With this, we report David Cyranoski of Nature writes some elite hospitals in China will soon be able to peddle experimental (e.g. non regulatory agency approved) therapies that are used to engineer a patient’s own cells to treat diseases and disorders. Cyranoski notes that the Chinese government three years ago ceased the sale of experimental cell therapies after the death of a patient who received such a treatment.
Currently in draft policy state, it has received mixed reviews in China. On the one hand it could give patients with terminal illnesses the chance to access potential treatments. On the other hand, if they are not approved, what kind of danger would this open the Chinese population up to? Most countries require regulatory approval for gene therapies. Other countries offer accelerated or special access schemes such as Australia.
In China the government (and industry) seek to “promote innovation and industry in cell therapy, which will eventually benefit patients” reported cancer immunologist Mae Jie, director of the biotherapy centre Beijing Hospital. Nature notes although there it is a step in the right direction, the danger involving cell therapies could be great.

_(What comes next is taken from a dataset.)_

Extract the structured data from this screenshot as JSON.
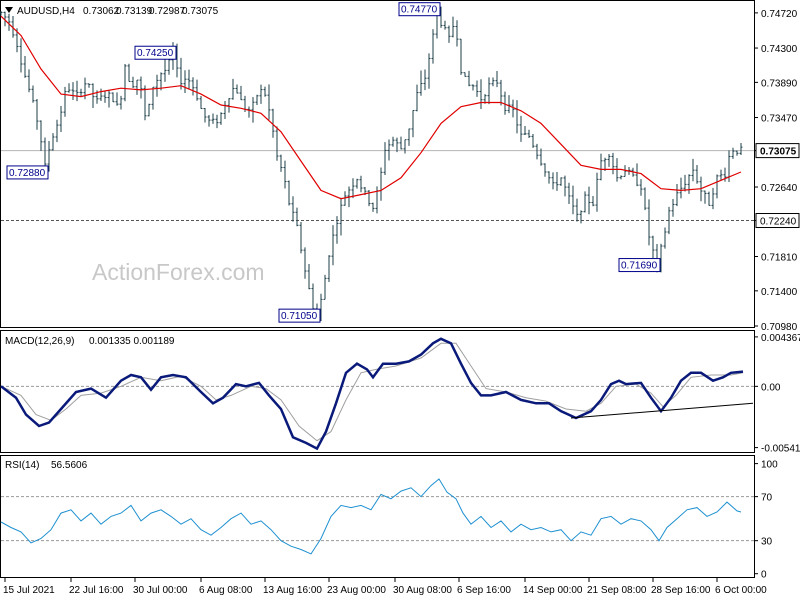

Generally regulators worldwide take their time when it comes to cell therapy treatments for sale. Cyranoski notes the legal ambiguity in the Chinese regulatory world. Apparently, hospitals (especially military hospitals) sold experimental cell therapy treatments at the same time safety and efficacy testing were ongoing. Based on an informal survey by Nature, it is estimated that approximately one million people paid for regulatory unapproved cell therapy treatments “making China one of the world’s largest markets for cancer immunotherapies.”
Now we go from Mao to Money. Apparently in China a student, after viewing an internet (Baidu) advertisement, purchased an investigational cell therapy for rare cancer for $30,000. The treatment didn’t work; the patient died. Nature did report that the government cracked down but even one life lost like that troubles the conscious. So the pendulum has swung from a coin-operated free for all (“hundreds of hospitals were offering these therapies without sufficient training, etc.) to what appear to be more rational, balanced rules. TrialSite News will monitor the commercial distribution of pre-approved, investigational cell therapies in China.Source: Nature